Exercise:
Output every entry verbatim.

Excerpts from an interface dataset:
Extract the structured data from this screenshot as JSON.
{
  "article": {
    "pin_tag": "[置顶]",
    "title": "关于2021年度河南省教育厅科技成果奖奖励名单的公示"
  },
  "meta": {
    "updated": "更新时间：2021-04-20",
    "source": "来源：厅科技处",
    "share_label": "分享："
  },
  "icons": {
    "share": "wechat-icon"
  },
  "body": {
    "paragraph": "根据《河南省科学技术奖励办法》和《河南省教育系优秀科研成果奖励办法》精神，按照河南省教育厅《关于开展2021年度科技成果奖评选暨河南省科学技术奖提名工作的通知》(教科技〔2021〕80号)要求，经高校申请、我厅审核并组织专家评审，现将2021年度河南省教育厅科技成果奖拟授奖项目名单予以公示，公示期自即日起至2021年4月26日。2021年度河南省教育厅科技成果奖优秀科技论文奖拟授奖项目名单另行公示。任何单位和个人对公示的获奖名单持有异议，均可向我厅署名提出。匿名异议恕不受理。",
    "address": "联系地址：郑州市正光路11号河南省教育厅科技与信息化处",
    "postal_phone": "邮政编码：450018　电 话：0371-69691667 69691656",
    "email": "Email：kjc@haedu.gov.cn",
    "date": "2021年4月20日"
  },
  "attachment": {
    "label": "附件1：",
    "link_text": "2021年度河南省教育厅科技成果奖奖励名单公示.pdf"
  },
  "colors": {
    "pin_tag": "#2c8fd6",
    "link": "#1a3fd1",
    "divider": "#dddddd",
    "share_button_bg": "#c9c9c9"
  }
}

Answer section:
Extract the structured data from this screenshot as JSON.
{
  "article": {
    "pin_tag": "[置顶]",
    "title": "关于2021年度河南省教育厅科技成果奖奖励名单的公示"
  },
  "meta": {
    "updated": "更新时间：2021-04-20",
    "source": "来源：厅科技处",
    "share_label": "分享："
  },
  "icons": {
    "share": "wechat-icon"
  },
  "body": {
    "paragraph": "根据《河南省科学技术奖励办法》和《河南省教育系优秀科研成果奖励办法》精神，按照河南省教育厅《关于开展2021年度科技成果奖评选暨河南省科学技术奖提名工作的通知》(教科技〔2021〕80号)要求，经高校申请、我厅审核并组织专家评审，现将2021年度河南省教育厅科技成果奖拟授奖项目名单予以公示，公示期自即日起至2021年4月26日。2021年度河南省教育厅科技成果奖优秀科技论文奖拟授奖项目名单另行公示。任何单位和个人对公示的获奖名单持有异议，均可向我厅署名提出。匿名异议恕不受理。",
    "address": "联系地址：郑州市正光路11号河南省教育厅科技与信息化处",
    "postal_phone": "邮政编码：450018　电 话：0371-69691667 69691656",
    "email": "Email：kjc@haedu.gov.cn",
    "date": "2021年4月20日"
  },
  "attachment": {
    "label": "附件1：",
    "link_text": "2021年度河南省教育厅科技成果奖奖励名单公示.pdf"
  },
  "colors": {
    "pin_tag": "#2c8fd6",
    "link": "#1a3fd1",
    "divider": "#dddddd",
    "share_button_bg": "#c9c9c9"
  }
}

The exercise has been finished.